Look through the listing below for the string "совет". Show each line where it occurs.
[[ Supplied entries, beginning ]]
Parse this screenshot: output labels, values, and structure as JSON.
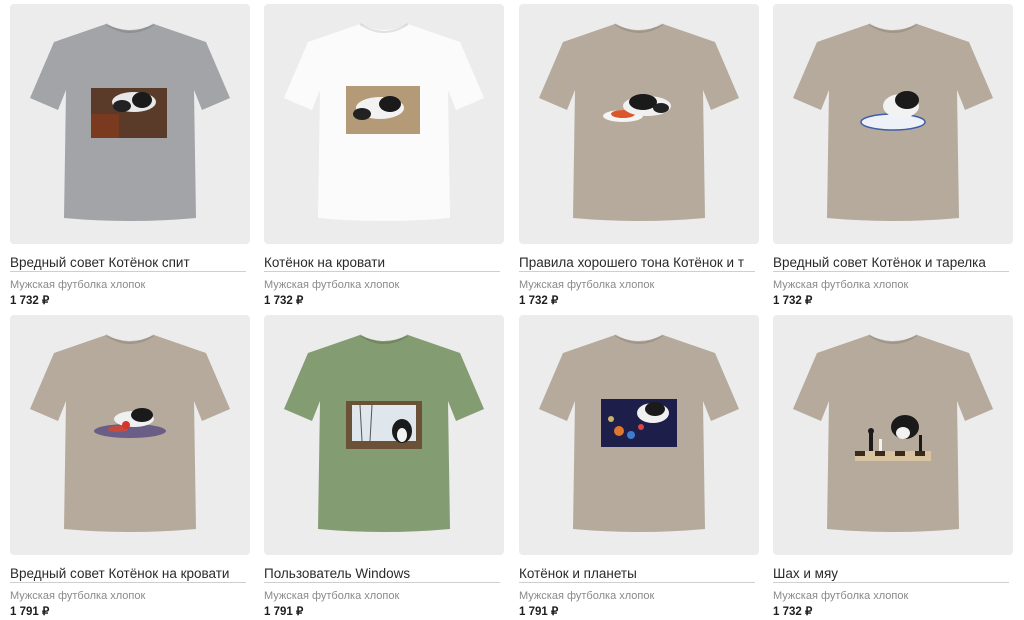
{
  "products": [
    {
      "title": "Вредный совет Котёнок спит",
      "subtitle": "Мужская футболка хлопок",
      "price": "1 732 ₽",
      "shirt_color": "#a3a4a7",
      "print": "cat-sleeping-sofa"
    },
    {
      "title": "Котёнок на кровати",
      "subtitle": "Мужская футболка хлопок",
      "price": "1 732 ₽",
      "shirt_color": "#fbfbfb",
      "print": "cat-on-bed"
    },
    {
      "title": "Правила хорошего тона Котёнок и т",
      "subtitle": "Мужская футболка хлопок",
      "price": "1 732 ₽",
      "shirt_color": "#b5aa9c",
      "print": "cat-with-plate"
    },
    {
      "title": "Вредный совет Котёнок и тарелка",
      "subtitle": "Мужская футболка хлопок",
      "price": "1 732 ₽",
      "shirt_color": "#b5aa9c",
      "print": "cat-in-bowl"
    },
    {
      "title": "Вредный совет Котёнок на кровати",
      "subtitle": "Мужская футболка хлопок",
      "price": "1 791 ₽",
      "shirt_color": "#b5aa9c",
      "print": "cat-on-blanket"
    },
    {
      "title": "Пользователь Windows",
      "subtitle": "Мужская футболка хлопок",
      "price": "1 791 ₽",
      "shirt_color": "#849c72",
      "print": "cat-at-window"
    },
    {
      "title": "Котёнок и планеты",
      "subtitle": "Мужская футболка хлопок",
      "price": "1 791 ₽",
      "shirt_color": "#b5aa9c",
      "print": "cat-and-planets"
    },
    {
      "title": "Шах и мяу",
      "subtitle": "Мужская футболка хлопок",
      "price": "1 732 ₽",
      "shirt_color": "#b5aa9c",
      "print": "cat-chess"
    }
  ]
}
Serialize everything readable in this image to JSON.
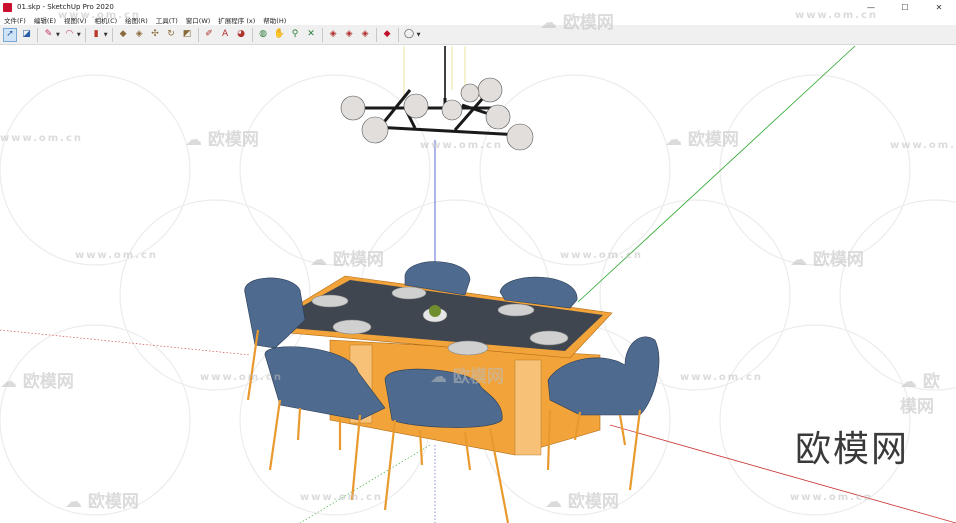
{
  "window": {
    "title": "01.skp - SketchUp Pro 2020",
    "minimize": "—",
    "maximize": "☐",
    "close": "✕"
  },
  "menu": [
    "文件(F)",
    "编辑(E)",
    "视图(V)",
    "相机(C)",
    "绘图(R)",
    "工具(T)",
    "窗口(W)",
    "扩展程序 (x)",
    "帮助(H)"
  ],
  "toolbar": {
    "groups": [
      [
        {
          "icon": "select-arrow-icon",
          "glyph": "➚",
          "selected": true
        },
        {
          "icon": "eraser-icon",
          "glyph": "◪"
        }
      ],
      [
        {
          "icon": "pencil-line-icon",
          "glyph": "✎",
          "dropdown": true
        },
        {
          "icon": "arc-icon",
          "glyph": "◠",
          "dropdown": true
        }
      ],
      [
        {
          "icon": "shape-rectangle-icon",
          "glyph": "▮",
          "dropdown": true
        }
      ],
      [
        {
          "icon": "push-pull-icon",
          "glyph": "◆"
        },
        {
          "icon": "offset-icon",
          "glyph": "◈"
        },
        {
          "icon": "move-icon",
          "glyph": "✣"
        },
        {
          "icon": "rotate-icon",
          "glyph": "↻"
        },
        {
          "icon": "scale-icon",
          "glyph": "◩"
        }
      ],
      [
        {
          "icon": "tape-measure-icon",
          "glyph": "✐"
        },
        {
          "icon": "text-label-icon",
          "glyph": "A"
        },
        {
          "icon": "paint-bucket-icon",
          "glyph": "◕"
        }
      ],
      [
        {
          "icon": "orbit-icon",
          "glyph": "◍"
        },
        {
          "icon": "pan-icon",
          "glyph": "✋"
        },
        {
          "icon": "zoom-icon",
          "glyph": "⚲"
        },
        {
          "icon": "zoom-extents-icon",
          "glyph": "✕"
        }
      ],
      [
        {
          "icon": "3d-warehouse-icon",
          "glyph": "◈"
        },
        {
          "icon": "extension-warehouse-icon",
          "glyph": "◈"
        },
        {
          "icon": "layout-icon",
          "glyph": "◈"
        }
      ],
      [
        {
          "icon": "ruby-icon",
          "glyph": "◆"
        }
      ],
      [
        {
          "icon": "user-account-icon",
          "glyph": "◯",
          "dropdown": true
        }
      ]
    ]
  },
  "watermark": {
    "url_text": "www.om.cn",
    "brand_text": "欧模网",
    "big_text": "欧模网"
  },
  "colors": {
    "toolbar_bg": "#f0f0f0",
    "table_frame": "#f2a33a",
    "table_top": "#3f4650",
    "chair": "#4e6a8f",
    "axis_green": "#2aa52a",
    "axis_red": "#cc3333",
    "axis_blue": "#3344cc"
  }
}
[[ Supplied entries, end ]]
**Written answer**
      "title": "Вредный совет Котёнок спит",
      "title": "Вредный совет Котёнок и тарелка",
      "title": "Вредный совет Котёнок на кровати",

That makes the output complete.